Segment Open
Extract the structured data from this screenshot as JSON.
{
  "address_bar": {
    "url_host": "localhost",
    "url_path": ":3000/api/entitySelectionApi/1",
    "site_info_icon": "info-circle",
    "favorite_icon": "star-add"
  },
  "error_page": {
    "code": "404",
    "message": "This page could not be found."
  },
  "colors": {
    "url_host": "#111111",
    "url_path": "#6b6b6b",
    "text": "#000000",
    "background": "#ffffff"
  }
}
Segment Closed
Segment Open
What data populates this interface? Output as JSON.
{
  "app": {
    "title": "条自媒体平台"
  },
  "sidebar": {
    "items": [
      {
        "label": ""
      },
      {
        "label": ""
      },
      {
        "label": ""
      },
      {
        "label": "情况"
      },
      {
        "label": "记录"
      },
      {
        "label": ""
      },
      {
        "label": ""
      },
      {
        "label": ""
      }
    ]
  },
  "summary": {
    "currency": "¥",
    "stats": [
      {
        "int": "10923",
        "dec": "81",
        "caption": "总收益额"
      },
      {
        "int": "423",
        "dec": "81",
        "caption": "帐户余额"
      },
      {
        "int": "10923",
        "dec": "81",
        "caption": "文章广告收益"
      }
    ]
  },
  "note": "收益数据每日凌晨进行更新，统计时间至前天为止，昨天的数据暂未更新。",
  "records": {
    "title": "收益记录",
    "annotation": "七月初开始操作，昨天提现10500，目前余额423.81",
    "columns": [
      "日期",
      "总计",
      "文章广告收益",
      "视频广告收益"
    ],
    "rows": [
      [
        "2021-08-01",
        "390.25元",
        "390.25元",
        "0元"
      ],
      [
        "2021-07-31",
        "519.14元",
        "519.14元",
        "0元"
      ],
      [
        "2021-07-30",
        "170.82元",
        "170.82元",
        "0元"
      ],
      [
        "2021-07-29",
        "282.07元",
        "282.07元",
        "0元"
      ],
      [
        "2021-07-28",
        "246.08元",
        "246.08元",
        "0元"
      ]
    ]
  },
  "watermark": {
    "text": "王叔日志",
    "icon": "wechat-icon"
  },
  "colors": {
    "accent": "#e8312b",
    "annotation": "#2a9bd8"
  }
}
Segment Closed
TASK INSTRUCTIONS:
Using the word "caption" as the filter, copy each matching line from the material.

WORKED SOLUTION:
        "caption": "总收益额"
        "caption": "帐户余额"
        "caption": "文章广告收益"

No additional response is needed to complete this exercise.